I have so many things I could bring up here, but I'm going to stick to one topic....
What is it about us makers (or crafters as the old school would call us) that keeps us wanting to challenge our skills constantly? Example, about 6 months ago I decided I wanted to try knitting continental. I've always been a thrower and didn't even realize that was a thing until I was sitting at my local yarn shop, Stash, on a knit night and two of the women around me were both continental knitters and discussing the merits of it. As many of us do, I worry about keeping my hands and joints healthy so thought learning continental would give me more options for relaxing my hands.

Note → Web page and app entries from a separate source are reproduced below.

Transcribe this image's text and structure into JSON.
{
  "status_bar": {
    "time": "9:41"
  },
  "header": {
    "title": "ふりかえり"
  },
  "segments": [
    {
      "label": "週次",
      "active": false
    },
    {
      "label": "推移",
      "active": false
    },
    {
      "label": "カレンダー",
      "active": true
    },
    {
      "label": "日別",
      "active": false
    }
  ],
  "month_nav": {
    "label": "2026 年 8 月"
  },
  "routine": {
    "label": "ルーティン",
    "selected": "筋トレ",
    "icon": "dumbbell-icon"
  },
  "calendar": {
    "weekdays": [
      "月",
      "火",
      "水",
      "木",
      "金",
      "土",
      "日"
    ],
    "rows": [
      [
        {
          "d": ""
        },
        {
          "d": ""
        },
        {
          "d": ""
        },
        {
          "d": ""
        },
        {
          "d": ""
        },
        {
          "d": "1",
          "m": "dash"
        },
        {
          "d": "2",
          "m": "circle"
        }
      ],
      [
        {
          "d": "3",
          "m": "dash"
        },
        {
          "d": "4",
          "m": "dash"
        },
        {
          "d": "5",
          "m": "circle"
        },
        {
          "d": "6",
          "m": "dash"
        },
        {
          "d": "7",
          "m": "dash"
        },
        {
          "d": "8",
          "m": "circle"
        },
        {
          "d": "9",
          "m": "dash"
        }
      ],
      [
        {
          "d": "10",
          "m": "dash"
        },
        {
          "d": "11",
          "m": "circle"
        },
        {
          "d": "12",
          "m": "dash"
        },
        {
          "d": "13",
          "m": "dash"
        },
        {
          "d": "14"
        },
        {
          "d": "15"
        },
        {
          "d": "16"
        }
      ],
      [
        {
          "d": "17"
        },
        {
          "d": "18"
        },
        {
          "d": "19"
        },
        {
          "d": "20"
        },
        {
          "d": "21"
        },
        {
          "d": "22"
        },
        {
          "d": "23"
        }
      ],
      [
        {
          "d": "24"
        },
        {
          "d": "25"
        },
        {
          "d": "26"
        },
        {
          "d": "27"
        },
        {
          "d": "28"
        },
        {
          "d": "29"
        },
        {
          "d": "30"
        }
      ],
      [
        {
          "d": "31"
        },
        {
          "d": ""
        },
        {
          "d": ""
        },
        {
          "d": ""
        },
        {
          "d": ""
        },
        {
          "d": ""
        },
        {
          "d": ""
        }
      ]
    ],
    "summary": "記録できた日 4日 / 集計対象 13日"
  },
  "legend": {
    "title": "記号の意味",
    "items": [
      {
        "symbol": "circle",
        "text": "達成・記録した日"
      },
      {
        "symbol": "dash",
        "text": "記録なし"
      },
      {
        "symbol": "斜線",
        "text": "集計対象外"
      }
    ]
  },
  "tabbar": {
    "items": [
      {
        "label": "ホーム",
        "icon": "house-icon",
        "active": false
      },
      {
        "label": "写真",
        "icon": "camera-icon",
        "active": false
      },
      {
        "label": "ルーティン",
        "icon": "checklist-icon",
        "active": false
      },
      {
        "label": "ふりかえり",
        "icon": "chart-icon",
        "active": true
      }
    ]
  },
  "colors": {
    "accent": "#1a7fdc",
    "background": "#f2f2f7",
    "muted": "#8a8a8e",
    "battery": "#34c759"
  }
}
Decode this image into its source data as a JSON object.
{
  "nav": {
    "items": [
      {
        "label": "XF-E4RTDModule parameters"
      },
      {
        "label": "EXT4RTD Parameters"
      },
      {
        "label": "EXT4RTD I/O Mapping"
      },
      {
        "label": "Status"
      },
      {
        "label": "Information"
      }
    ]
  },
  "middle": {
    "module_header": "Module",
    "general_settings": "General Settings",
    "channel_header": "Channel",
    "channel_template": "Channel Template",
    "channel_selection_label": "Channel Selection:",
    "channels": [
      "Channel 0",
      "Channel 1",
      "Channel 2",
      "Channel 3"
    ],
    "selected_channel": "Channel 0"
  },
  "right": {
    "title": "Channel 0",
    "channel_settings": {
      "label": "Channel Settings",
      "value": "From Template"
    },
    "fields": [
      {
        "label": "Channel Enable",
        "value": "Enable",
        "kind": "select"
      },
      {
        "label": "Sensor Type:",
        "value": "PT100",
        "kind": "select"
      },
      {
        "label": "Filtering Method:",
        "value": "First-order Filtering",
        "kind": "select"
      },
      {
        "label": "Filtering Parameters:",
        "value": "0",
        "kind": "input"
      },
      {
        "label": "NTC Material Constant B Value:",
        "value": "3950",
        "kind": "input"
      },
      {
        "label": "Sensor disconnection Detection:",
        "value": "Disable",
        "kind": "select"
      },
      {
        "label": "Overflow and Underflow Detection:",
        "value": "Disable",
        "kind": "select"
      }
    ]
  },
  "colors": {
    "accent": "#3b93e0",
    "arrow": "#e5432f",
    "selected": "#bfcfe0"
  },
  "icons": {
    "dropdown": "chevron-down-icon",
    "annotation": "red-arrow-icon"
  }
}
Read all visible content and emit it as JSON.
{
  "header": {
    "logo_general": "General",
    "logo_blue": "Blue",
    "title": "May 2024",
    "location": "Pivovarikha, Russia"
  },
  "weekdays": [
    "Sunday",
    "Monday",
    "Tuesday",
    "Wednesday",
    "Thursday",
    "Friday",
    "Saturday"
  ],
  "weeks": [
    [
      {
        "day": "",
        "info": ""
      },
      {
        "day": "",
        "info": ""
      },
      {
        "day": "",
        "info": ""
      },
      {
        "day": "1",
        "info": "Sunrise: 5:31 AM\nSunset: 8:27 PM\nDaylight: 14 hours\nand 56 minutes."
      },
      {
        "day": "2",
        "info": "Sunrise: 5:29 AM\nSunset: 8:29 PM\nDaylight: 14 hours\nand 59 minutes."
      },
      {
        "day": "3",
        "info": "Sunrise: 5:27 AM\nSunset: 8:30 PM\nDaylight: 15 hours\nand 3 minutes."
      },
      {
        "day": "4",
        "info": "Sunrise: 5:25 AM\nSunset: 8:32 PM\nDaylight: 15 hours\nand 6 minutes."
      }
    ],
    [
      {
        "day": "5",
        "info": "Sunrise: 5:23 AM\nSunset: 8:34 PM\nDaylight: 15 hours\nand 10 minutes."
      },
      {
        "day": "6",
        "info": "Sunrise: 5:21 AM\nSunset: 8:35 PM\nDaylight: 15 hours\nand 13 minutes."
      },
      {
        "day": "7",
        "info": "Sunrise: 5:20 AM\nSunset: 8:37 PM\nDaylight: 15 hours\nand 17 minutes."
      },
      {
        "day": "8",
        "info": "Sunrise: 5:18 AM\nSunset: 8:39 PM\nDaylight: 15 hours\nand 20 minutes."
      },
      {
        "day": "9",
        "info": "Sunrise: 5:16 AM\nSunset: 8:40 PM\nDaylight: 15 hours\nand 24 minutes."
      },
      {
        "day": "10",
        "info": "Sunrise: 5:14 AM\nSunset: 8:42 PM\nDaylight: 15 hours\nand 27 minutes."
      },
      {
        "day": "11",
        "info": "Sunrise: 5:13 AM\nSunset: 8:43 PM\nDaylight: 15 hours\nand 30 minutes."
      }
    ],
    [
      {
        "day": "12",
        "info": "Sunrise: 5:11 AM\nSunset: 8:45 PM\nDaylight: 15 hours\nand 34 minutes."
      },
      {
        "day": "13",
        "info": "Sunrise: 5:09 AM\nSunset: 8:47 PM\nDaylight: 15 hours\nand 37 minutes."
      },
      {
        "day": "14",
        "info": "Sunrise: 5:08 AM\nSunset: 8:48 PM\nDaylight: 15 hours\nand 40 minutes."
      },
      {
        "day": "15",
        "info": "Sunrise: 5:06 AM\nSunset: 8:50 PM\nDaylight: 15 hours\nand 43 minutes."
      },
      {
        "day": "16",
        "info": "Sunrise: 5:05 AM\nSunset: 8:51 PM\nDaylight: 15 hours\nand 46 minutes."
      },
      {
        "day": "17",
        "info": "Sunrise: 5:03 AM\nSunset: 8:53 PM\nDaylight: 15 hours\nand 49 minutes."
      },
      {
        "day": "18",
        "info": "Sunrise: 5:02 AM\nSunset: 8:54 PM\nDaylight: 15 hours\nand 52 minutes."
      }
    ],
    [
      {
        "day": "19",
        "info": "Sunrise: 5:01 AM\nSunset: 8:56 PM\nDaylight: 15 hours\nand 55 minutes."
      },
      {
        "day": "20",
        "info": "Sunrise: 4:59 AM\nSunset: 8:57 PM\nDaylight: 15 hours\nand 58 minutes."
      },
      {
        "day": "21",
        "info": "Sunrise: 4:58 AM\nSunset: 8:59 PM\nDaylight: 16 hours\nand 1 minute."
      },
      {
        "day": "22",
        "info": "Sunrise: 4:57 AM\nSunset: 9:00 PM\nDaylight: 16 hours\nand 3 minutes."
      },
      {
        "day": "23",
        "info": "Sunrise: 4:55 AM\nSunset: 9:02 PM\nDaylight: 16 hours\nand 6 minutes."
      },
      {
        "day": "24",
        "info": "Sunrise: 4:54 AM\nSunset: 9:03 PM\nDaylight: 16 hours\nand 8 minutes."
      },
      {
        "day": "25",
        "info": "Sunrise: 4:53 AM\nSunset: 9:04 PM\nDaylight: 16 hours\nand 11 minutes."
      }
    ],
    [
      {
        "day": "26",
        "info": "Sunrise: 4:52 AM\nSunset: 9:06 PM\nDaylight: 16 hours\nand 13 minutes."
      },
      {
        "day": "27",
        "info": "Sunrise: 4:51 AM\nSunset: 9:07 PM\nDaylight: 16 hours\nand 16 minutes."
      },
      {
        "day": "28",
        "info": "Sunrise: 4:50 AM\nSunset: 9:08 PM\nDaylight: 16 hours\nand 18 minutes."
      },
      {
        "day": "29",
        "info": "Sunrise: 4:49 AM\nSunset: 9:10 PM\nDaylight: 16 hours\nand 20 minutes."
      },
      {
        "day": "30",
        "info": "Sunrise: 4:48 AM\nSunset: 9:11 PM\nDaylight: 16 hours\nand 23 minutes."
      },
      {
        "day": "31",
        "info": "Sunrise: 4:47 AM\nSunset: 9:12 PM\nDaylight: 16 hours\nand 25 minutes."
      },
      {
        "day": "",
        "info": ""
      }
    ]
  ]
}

So I watched a youtube video and awkwardly went for it. For a couple nights. Then got super annoyed by not being able to hold the yarn well, basically a tension issue and dropped it. About a month later I had another go at it. It was just as awkward and this time I added purling to the mix. Again, a couple nights and I was out. My throwing had served me quite well anyway.
A couple of months passed and I decided I was going to give it another go. This time with a full project in mind. Nothing too crazy, a beanie for my husband, knit 2 purl 2. Oddly enough I sat down and this time it seemed to flow a little better. My brain had had a couple times to process, then stop, process, then stop. Apparently something had sunk in. And I managed to finish not 1 but 2 hats for him. The picture above is Mitch awkwardly modeling his Christmas hat which I handspun from our very own Shetland, Taraji!
Then as if that wasn't enough challenge for December, my next project I decide is going to be a foray into colorwork which I have never tried. The Baa-able hat has finally called me in. So here I go, sitting down for another project and challenge. What is that??? As it turns out, teaching myself to continental knit has come in very handy for colorwork! Oh and yes, I am addicted, don't want to sleep anymore, just want to know what the next row will bring.
Please feel free to share your thoughts on making and always wanting to learn more, make more, challenge more!!!
Thanks for reading and Happy New Year to come!!!!
I am Kim Biegler, the owner and operator of Ewethful Fiber Farm & Mill, along with my husband Mitch - my steadfast supporter, enabler, grass seed farmer, maintenance guy and all around love of my life! Visit the Mill's website for more about us and well, to shop for fiber of course! ewethfulfiberfarm.com